The mysterious disappearance of Google's click metric

Google makes less money per click every quarter. Now, we won't know how much less. Is there trouble ahead in online advertising?
Written by Tom Foremski, Contributor

Google's recent end-of-year 2019 financial report was a stunner: it included new financial details, but it removed several more.

For the first time, the revenues for YouTube and the cloud IT business were disclosed, but without any cost of operations, and Google removed key metrics that have been included for more than 15 years: How much money it makes per click (Cost-per-Click (CPC)) and the growth of paid clicks. 

These monetization metrics are typically found on the second page of every quarterly earnings release from Google -- which underscores their importance in a 10-page document. Yet they are missing from the latest Google 2019 Q4 report with no explanation.

From Investopedia:

"Advertisers pay Google each time a visitor clicks on an advertisement. A click may be worth anywhere from a few cents to over $50 for highly competitive search terms."
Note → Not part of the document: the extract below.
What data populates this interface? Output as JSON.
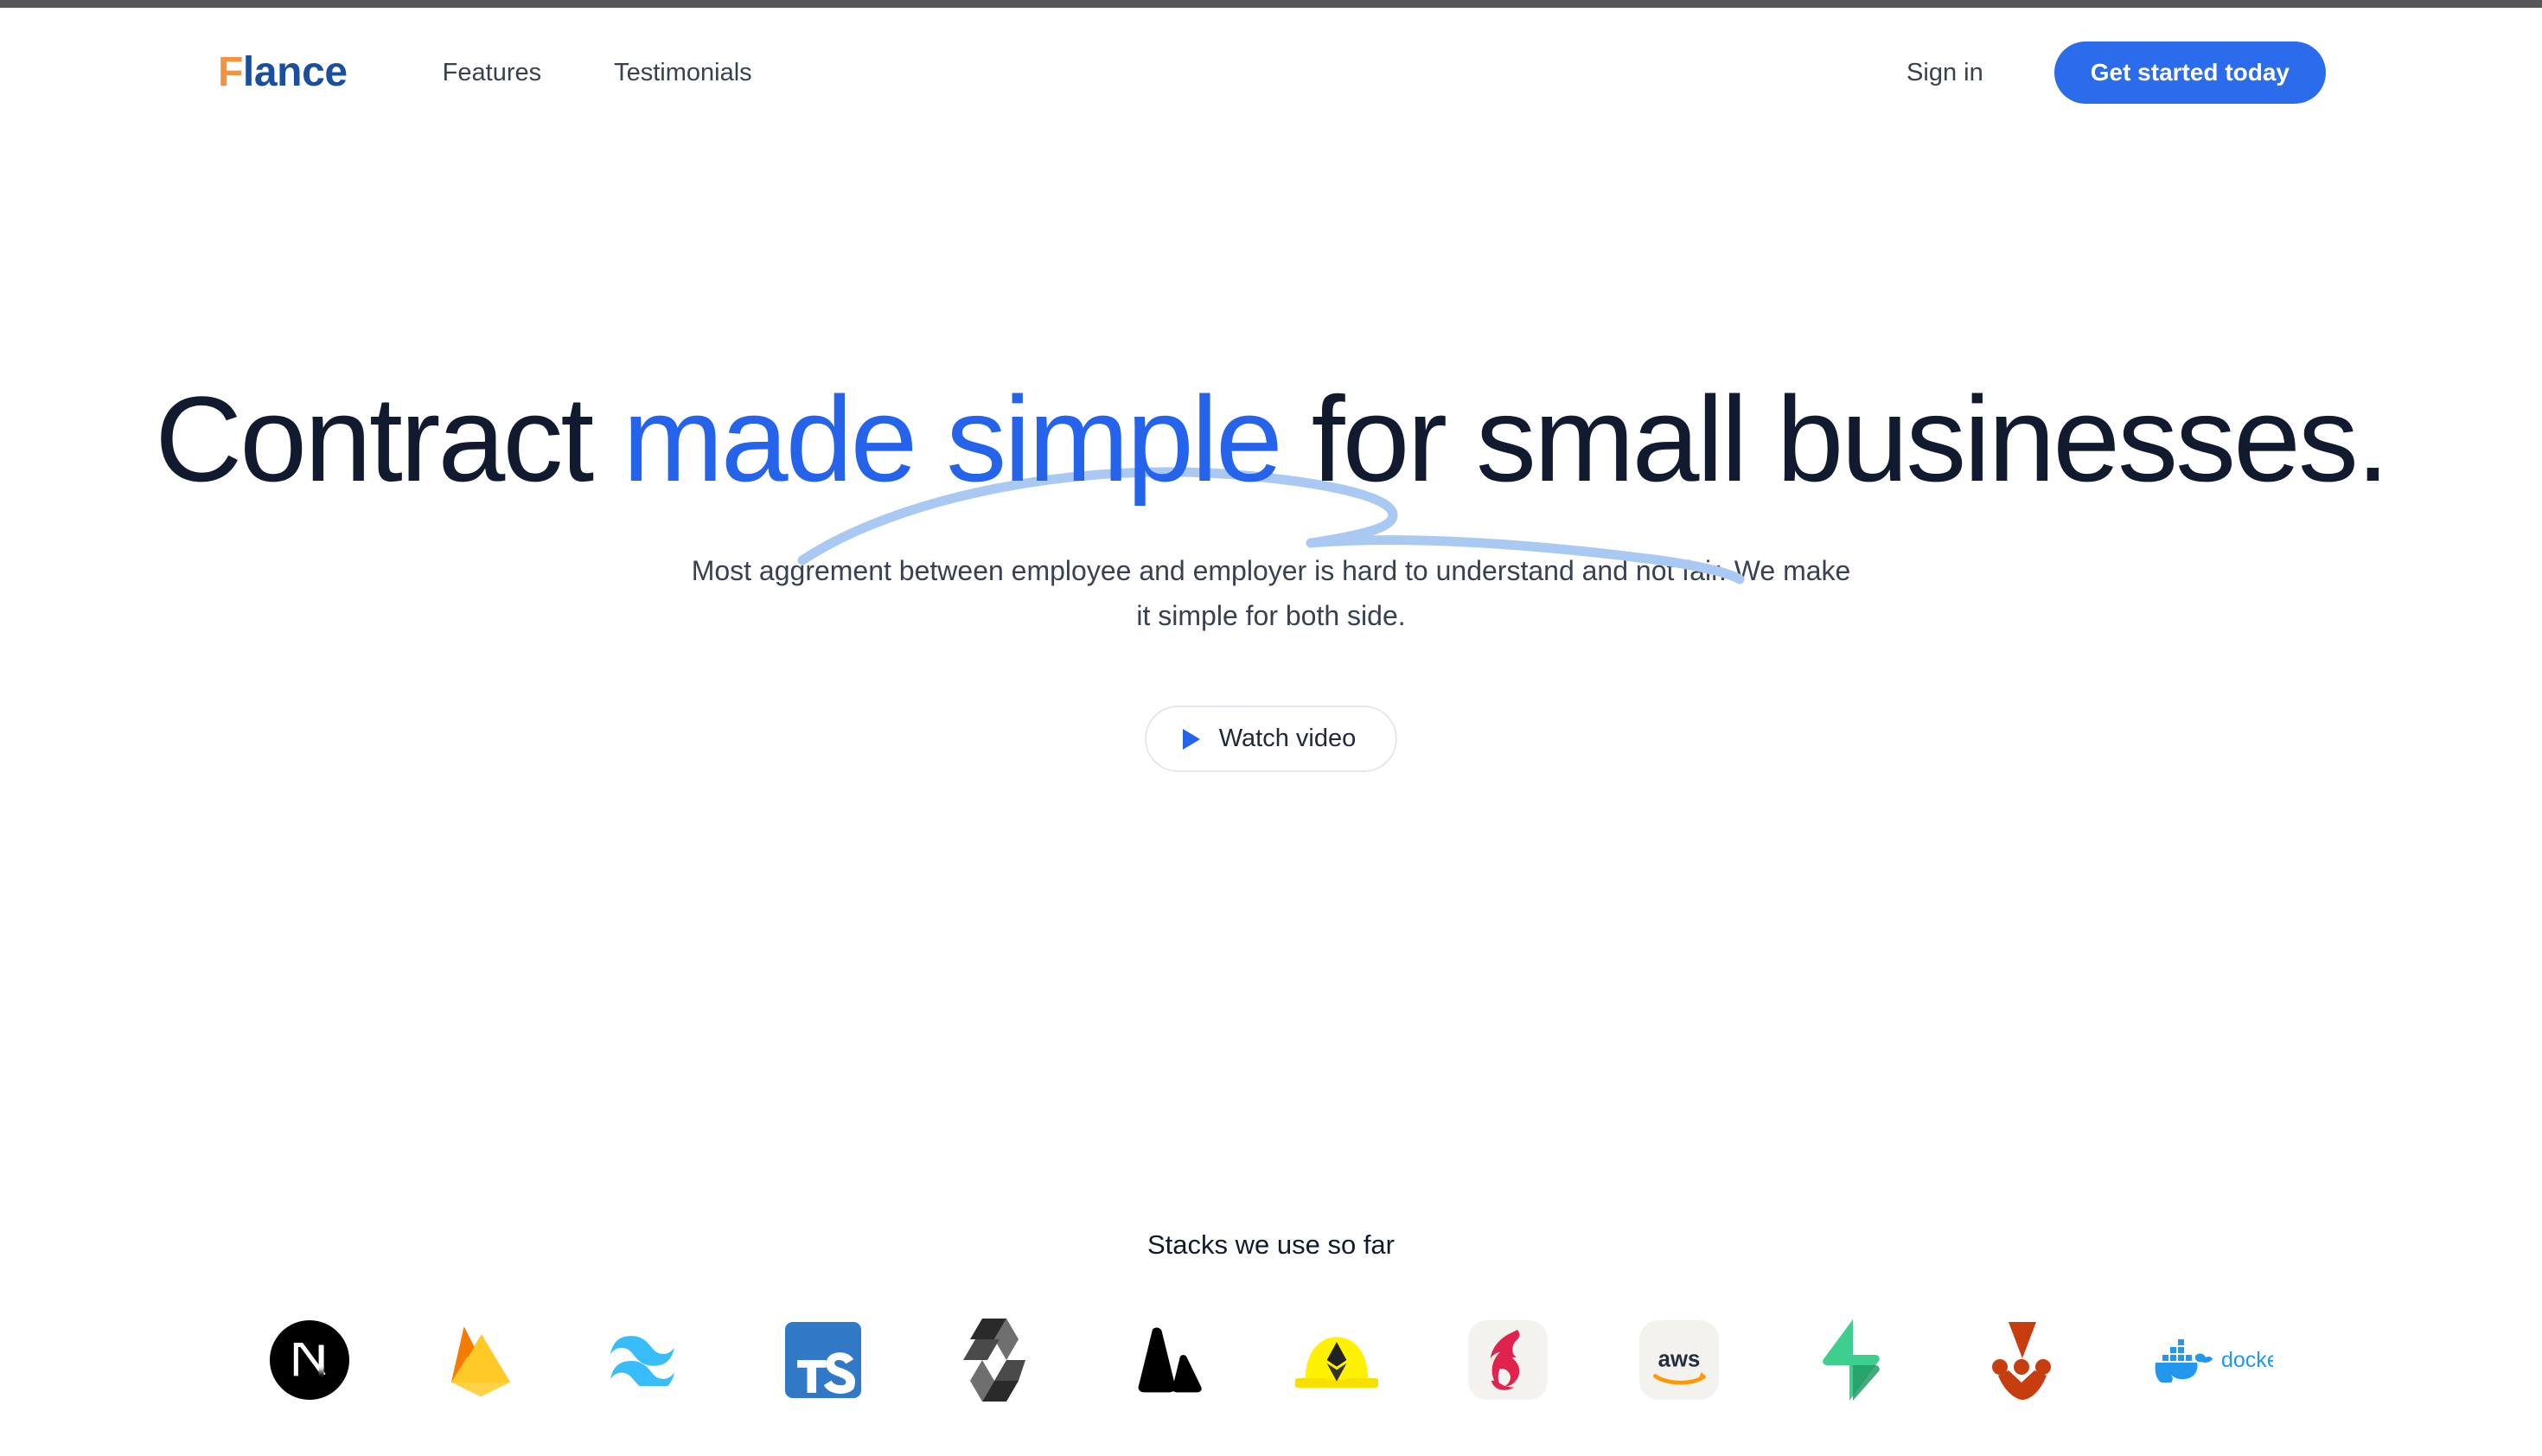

Clicks are at the heart of Google's business, so why are these metrics no longer viable? And why hasn't this change been noticed widely? Why didn't the Wall Street analysts ask about these missing numbers in the financial call the same day as the report was released? 

What is Google hiding?

The seemingly unstoppable revenue per click decline is the most concerning. Look at these past 19 quarters, but it's been going on for far longer.


Google has a rapidly deflating advertising product, sometimes 29% less revenue per click, every quarter, year-on-year, year after year.

Take a look at this chart: As long as Google can keep growing the blue line -- growth of paid clicks faster than the red line its ad click deflation -- then it is golden. 


Every three months Google has to find faster ways of expanding the total number of paid clicks by as much as 66%. How is this a sustainable business model? 

There is an upper limit to how much more expansion in paid links can be found especially with the shift to mobile platforms and the constraints of the display.  

And what does this say about the effectiveness of Google's ads? They aren't very good and their value is declining at an astounding and unstoppable pace. 

To survive, Google must find ways of showing even more ads. This is the future with Google -- more ads in more places. Or rather, more ineffective ads in more places. This is an unsustainable business model. 

Editorial standards